Introduction to Newtonian Mechanics
|Hours||3.0 Credit, 3.0 Lecture, 1.0 Lab|
|Prerequisites||Calculus or concurrent enrollment.|
|Note||Also offered by BYU Independent Study; enroll anytime throughout year; one year to complete; additional tuition required; register at is.byu.edu.|
|Taught||Fall, Winter, Spring|
|Programs||Containing PHSCS 121|
Units and Significant Figures
Convert quantities from one set of units to another and use a reasonable number of significant digits when expressing answers.
Motion of a Particle
Interpret and draw motion diagrams including "blinking light' diagrams, x(t), v(t), a(t), and y(x) plots. Understand what time derivatives mean and how to estimate time derivatives from the information in these diagrams. Compute a particle's classical translational motion in one or two dimensions, including circular motion, both in Cartesian coordinates and in polar coordinates.
Newton's Second Law

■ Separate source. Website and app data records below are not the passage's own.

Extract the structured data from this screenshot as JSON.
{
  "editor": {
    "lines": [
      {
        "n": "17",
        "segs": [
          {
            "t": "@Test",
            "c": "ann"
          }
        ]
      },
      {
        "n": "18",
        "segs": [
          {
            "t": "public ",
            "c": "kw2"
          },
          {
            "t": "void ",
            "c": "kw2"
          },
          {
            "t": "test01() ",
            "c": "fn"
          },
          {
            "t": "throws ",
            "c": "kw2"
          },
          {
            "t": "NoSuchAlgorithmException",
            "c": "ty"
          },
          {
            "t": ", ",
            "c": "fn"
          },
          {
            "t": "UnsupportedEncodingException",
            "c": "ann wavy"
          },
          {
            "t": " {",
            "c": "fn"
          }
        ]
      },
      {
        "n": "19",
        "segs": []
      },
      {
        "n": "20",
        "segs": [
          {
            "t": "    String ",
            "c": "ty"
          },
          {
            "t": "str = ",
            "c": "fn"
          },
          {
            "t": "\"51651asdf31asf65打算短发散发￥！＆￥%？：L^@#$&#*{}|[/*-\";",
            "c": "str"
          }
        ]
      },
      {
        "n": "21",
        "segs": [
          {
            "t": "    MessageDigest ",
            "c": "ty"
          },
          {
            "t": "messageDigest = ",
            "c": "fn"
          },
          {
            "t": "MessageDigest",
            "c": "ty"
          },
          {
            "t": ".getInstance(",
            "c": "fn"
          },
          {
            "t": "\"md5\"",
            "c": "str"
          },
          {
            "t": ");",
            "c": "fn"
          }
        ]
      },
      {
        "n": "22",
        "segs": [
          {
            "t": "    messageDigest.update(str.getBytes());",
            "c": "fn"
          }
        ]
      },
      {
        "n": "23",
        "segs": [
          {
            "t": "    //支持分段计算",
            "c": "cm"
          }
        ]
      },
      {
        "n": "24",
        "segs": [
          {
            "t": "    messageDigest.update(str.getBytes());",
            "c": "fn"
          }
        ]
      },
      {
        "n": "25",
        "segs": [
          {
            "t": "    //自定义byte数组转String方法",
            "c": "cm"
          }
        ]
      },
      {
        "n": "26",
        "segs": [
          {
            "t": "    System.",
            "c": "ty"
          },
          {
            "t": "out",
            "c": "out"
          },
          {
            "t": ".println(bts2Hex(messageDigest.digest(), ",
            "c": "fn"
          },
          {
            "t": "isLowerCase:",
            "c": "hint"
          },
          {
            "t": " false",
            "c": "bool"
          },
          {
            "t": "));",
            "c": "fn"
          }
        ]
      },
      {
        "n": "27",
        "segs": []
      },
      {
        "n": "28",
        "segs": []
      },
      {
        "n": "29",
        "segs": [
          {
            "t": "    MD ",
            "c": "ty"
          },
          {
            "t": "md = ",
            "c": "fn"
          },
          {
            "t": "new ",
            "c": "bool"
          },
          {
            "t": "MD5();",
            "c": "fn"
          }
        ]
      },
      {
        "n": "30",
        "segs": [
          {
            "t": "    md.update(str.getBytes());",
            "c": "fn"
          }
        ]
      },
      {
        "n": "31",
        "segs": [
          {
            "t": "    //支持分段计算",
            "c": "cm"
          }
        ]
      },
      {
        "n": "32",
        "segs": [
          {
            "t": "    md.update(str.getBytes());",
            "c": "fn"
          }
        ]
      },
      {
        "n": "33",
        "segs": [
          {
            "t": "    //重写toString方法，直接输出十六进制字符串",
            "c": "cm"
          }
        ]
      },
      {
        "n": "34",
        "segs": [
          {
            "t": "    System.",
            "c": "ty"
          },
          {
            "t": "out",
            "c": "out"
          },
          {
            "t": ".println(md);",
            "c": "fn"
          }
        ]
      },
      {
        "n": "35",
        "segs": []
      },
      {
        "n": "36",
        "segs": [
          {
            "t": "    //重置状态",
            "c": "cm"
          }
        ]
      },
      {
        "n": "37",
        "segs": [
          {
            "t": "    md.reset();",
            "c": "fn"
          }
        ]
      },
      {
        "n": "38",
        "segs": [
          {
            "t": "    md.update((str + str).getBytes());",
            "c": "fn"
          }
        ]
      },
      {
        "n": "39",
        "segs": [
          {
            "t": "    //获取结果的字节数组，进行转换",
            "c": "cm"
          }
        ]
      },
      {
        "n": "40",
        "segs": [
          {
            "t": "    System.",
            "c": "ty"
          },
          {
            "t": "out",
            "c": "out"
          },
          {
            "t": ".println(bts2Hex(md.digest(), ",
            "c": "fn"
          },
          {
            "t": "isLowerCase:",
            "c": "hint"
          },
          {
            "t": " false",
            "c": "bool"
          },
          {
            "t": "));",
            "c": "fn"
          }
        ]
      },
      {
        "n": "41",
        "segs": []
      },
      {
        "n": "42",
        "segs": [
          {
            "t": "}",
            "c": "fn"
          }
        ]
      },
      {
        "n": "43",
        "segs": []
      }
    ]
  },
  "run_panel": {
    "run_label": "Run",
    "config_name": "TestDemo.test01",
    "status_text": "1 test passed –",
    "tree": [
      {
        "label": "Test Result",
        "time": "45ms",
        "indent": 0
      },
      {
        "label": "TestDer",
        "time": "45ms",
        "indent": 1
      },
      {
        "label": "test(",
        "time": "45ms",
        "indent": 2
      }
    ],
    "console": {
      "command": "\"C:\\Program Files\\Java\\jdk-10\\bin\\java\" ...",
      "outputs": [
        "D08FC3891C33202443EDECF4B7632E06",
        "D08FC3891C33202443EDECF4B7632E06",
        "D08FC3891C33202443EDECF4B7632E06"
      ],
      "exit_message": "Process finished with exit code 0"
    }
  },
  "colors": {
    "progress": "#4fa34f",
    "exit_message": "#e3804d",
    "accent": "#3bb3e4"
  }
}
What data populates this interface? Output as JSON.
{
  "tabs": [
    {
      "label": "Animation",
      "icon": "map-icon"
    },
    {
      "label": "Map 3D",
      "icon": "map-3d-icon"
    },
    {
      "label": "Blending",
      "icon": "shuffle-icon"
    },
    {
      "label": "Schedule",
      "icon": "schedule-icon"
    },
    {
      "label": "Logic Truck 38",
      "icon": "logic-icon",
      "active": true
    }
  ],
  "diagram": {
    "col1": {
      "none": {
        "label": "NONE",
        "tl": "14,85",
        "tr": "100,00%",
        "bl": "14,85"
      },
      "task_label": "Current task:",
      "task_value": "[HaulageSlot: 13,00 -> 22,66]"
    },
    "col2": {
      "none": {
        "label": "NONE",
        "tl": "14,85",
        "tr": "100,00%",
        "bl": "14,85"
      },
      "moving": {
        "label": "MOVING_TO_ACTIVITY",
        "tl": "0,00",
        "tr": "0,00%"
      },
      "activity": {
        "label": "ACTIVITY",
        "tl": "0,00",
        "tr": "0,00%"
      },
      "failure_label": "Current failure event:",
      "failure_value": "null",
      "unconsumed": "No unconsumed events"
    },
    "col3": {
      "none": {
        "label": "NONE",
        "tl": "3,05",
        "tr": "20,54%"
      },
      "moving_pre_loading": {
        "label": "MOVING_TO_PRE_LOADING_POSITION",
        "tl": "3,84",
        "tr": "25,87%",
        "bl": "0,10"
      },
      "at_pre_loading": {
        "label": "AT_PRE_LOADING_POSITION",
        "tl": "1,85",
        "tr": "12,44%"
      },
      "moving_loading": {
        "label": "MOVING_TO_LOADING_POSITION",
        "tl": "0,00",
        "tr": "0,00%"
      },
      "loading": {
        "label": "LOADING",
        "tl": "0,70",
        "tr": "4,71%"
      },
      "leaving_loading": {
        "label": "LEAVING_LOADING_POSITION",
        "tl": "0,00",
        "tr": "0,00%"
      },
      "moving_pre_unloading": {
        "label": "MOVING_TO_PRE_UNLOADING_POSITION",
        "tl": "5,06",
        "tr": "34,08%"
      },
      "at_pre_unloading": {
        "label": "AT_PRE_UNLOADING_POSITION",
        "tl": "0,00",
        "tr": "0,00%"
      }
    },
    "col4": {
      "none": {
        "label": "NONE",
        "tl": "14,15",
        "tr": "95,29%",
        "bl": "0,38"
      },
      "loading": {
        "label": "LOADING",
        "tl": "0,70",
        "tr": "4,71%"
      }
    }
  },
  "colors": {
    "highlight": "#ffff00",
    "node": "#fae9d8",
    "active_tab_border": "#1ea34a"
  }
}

Use Newton's Second Law to calculate the motion of objects, both in translation and rotation, and also those in simple harmonic motion, as well as the forces and torques acting on systems in equilibrium. Also use Newton's inverse-square law of gravity to calculate how objects move.

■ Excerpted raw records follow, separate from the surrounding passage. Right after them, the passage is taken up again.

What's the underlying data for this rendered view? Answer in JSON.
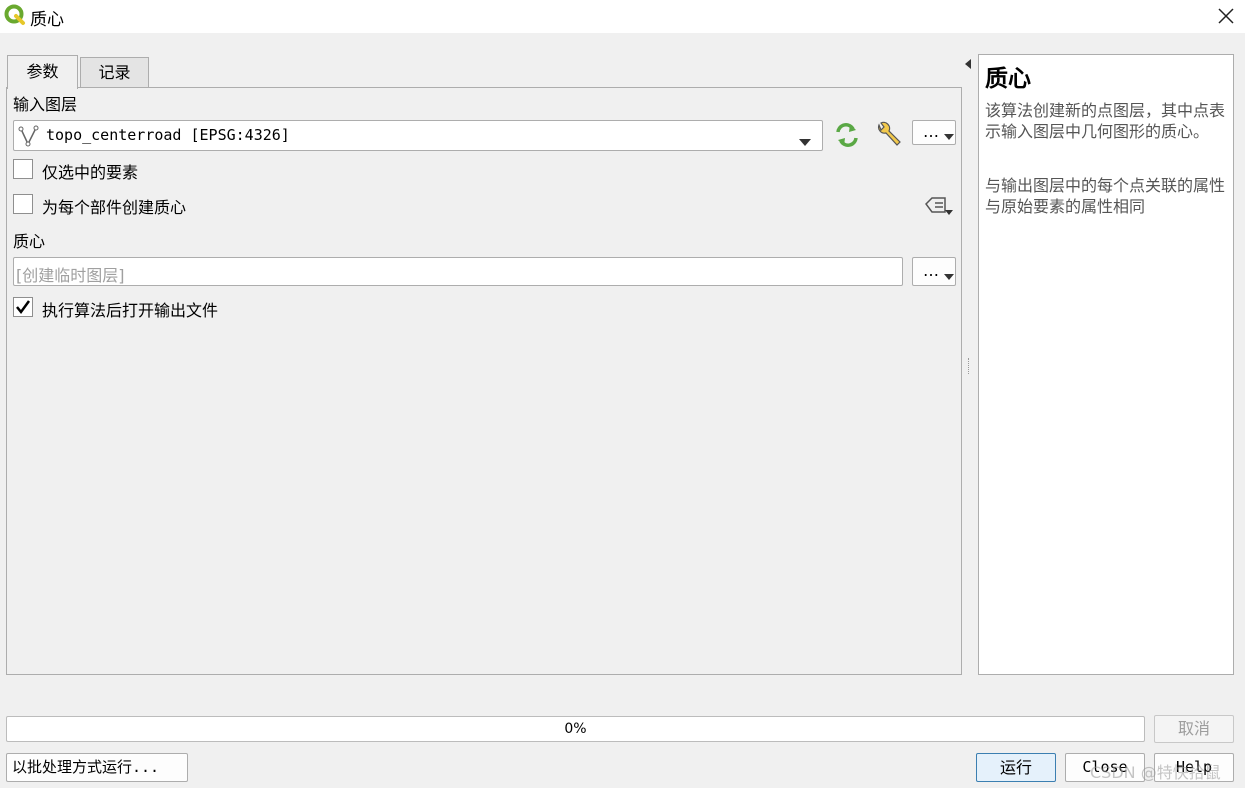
{
  "window": {
    "title": "质心",
    "icon": "qgis-icon",
    "close_icon": "close-icon"
  },
  "tabs": [
    {
      "label": "参数"
    },
    {
      "label": "记录"
    }
  ],
  "params": {
    "input_layer_label": "输入图层",
    "input_layer_value": "topo_centerroad [EPSG:4326]",
    "selected_only_label": "仅选中的要素",
    "selected_only_checked": false,
    "per_part_label": "为每个部件创建质心",
    "per_part_checked": false,
    "output_label": "质心",
    "output_placeholder": "[创建临时图层]",
    "open_after_label": "执行算法后打开输出文件",
    "open_after_checked": true,
    "more_button": "…"
  },
  "help": {
    "title": "质心",
    "para1": "该算法创建新的点图层，其中点表示输入图层中几何图形的质心。",
    "para2": "与输出图层中的每个点关联的属性与原始要素的属性相同"
  },
  "progress": {
    "text": "0%",
    "value_percent": 0
  },
  "buttons": {
    "cancel": "取消",
    "batch": "以批处理方式运行...",
    "run": "运行",
    "close": "Close",
    "help": "Help"
  },
  "watermark": "CSDN @特快拾鼠"
}
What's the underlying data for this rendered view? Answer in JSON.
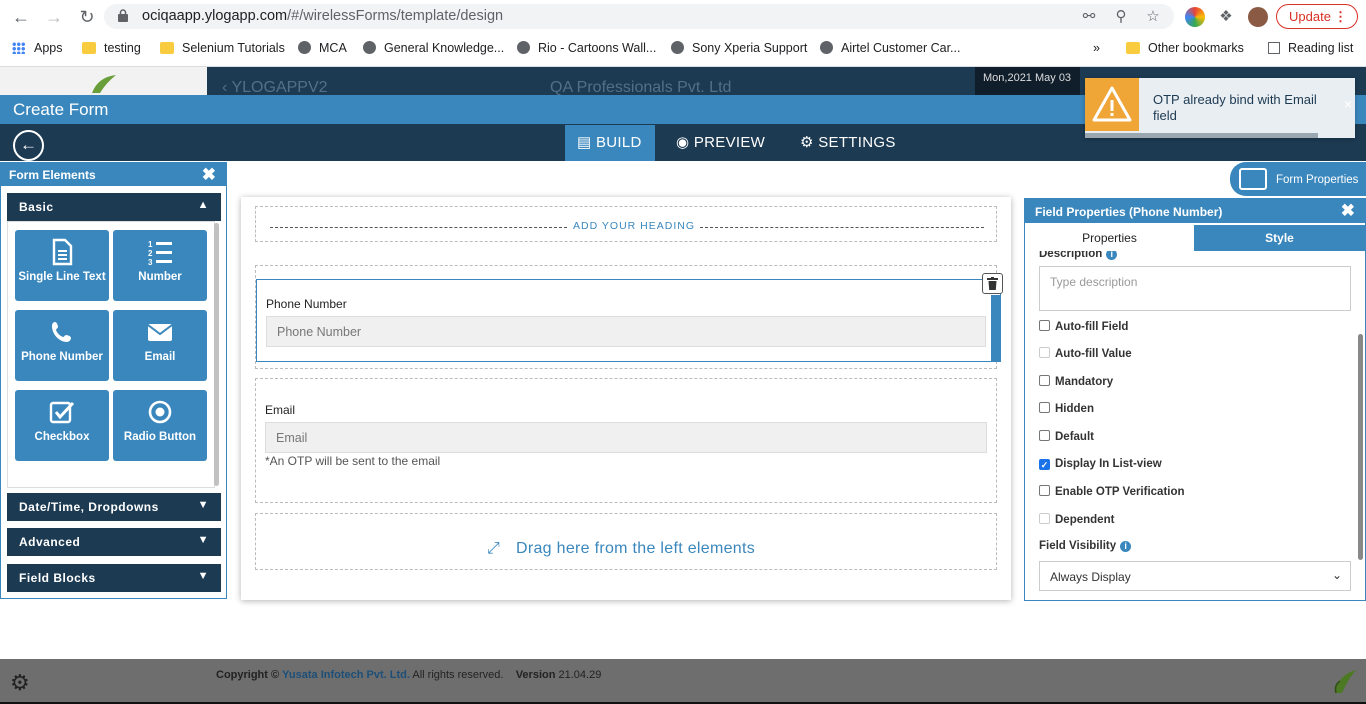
{
  "browser": {
    "url_host": "ociqaapp.ylogapp.com",
    "url_path": "/#/wirelessForms/template/design",
    "update_label": "Update",
    "bookmarks": [
      {
        "label": "Apps",
        "icon": "apps-grid-icon"
      },
      {
        "label": "testing",
        "icon": "folder-icon"
      },
      {
        "label": "Selenium Tutorials",
        "icon": "folder-icon"
      },
      {
        "label": "MCA",
        "icon": "globe-icon"
      },
      {
        "label": "General Knowledge...",
        "icon": "globe-icon"
      },
      {
        "label": "Rio - Cartoons Wall...",
        "icon": "globe-icon"
      },
      {
        "label": "Sony Xperia Support",
        "icon": "globe-icon"
      },
      {
        "label": "Airtel Customer Car...",
        "icon": "globe-icon"
      }
    ],
    "more_bookmarks": "»",
    "other_bookmarks": "Other bookmarks",
    "reading_list": "Reading list"
  },
  "app_header": {
    "app_name": "YLOGAPPV2",
    "org_name": "QA Professionals Pvt. Ltd",
    "date": "Mon,2021 May 03"
  },
  "create_form": {
    "title": "Create Form"
  },
  "tabs": [
    {
      "label": "BUILD",
      "icon": "build-icon",
      "active": true
    },
    {
      "label": "PREVIEW",
      "icon": "eye-icon",
      "active": false
    },
    {
      "label": "SETTINGS",
      "icon": "gear-icon",
      "active": false
    }
  ],
  "toast": {
    "message": "OTP already bind with Email field",
    "close": "×"
  },
  "form_elements": {
    "title": "Form Elements",
    "sections": {
      "basic": "Basic",
      "datetime": "Date/Time, Dropdowns",
      "advanced": "Advanced",
      "field_blocks": "Field Blocks"
    },
    "tiles": [
      {
        "label": "Single Line Text",
        "icon": "document-icon"
      },
      {
        "label": "Number",
        "icon": "numbered-list-icon"
      },
      {
        "label": "Phone Number",
        "icon": "phone-icon"
      },
      {
        "label": "Email",
        "icon": "envelope-icon"
      },
      {
        "label": "Checkbox",
        "icon": "checkbox-icon"
      },
      {
        "label": "Radio Button",
        "icon": "radio-icon"
      }
    ]
  },
  "canvas": {
    "heading_placeholder": "ADD YOUR HEADING",
    "phone_field": {
      "label": "Phone Number",
      "placeholder": "Phone Number"
    },
    "email_field": {
      "label": "Email",
      "placeholder": "Email",
      "note": "*An OTP will be sent to the email"
    },
    "drop_zone": "Drag here from the left elements"
  },
  "form_properties": {
    "label": "Form Properties"
  },
  "field_properties": {
    "title": "Field Properties (Phone Number)",
    "tabs": [
      "Properties",
      "Style"
    ],
    "description_label": "Description",
    "description_placeholder": "Type description",
    "checkboxes": [
      {
        "label": "Auto-fill Field",
        "checked": false,
        "disabled": false
      },
      {
        "label": "Auto-fill Value",
        "checked": false,
        "disabled": true
      },
      {
        "label": "Mandatory",
        "checked": false,
        "disabled": false
      },
      {
        "label": "Hidden",
        "checked": false,
        "disabled": false
      },
      {
        "label": "Default",
        "checked": false,
        "disabled": false
      },
      {
        "label": "Display In List-view",
        "checked": true,
        "disabled": false
      },
      {
        "label": "Enable OTP Verification",
        "checked": false,
        "disabled": false
      },
      {
        "label": "Dependent",
        "checked": false,
        "disabled": true
      }
    ],
    "visibility_label": "Field Visibility",
    "visibility_value": "Always Display"
  },
  "footer": {
    "copyright_prefix": "Copyright ©",
    "company": "Yusata Infotech Pvt. Ltd.",
    "rights": "All rights reserved.",
    "version_label": "Version",
    "version": "21.04.29"
  },
  "colors": {
    "primary": "#3a87bd",
    "dark": "#1c3a52",
    "warning": "#f0a537"
  }
}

Energy and Momentum
Use the ideas of energy, work, power, linear momentum, impulse, and angular momentum to arrive at conclusions about the motion of a system, including systems in which collisions occur.

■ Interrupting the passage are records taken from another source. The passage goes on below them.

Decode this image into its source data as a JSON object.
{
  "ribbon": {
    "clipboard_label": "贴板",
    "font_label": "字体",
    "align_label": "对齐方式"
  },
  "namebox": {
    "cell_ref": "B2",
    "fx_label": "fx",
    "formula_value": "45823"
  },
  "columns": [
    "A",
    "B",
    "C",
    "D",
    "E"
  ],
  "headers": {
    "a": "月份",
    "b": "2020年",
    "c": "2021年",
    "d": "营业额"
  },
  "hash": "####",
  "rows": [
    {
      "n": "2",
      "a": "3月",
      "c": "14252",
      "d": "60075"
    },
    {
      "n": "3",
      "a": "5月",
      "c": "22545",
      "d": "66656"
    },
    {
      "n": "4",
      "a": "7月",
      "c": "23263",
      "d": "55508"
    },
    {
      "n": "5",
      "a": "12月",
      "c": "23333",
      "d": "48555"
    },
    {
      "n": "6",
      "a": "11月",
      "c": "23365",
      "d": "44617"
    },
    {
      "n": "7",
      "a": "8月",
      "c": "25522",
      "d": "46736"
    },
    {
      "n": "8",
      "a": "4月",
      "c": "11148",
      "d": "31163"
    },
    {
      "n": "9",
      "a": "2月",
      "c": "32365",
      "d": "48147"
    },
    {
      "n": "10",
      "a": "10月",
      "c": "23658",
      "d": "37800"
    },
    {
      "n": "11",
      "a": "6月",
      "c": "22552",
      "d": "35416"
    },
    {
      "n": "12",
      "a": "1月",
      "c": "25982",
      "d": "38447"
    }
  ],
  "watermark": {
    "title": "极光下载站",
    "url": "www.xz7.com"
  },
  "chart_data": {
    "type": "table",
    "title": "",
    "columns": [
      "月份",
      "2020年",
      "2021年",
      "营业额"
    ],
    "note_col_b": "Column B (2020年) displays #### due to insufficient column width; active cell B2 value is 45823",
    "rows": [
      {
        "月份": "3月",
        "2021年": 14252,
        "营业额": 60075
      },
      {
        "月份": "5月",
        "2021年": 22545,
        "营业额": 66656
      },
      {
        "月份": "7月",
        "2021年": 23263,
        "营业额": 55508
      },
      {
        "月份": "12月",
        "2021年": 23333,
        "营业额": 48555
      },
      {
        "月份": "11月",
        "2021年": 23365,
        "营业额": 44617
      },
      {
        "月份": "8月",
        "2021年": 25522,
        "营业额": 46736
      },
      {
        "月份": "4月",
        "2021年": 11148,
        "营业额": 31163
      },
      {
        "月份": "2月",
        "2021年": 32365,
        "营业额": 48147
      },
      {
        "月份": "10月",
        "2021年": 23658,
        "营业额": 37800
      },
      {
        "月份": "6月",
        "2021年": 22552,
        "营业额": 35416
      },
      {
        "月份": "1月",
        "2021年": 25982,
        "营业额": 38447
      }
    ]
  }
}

Demonstrate an understanding of the basic scientific principles that undergird the scientific process, including the strengths and weaknesses of this process.